Jacob had a method of marking the special manifestations of Divine providence—as when he called the place in which he wrestled with the angel Peniel—"the face of God." This was a reminder to him that there he had been privileged to receive from the Lord a particular blessing, a marked answer to prayer. Similarly it is profitable to Spiritual Israel that we should make note in some special manner of the Lord's mercies and providences to us. Many feel poor as respects the favor and blessing of the Lord, simply because they have failed to let these blessings make a proper impression upon their hearts at the time they were received. We are all leaky vessels, and unless special notation of these favors of the Lord are made upon the tablets of memory, or in some other way, their lesson and the encouragement and strength which they bring are largely lost to us.

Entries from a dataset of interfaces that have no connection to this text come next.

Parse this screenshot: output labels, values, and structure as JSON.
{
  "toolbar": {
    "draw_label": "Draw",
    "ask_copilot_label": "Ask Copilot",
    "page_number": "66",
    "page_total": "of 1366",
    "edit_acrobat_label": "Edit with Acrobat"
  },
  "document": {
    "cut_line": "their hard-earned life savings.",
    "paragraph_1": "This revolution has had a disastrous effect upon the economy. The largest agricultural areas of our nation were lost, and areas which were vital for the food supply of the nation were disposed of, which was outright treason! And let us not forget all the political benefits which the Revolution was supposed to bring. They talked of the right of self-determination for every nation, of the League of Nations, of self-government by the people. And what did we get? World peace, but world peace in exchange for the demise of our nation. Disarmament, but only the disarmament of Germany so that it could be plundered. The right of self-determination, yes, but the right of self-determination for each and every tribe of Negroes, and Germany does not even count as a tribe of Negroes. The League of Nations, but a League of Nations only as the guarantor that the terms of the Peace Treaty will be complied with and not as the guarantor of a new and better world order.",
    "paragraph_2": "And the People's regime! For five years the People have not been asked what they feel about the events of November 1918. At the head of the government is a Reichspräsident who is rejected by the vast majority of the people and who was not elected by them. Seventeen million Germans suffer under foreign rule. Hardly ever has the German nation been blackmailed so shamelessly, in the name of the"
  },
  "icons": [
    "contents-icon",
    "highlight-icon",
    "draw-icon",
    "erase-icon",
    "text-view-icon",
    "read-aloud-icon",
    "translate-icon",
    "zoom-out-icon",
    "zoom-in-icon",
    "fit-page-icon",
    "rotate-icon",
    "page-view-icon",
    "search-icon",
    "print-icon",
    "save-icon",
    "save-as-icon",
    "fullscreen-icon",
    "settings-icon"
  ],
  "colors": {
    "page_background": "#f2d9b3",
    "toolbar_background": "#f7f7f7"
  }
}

Doubtless we should all have more "Bethels" and more "Peniels" did we but follow the course of setting up some kind of monuments of our Father's faithfulness in His answers to our prayers, and there entering into some covenant or vow with the Lord in return for these His mercies. As each watches for fresh evidence daily of the love and special watch-care of our God over us, we shall find that we have far more cause for encouragement and thanksgiving than we would be aware of without such notation and watchfulness. Let each of us, then, daily, weekly and yearly raise to God our "Ebenezers," if we would increase our faith and joy and love.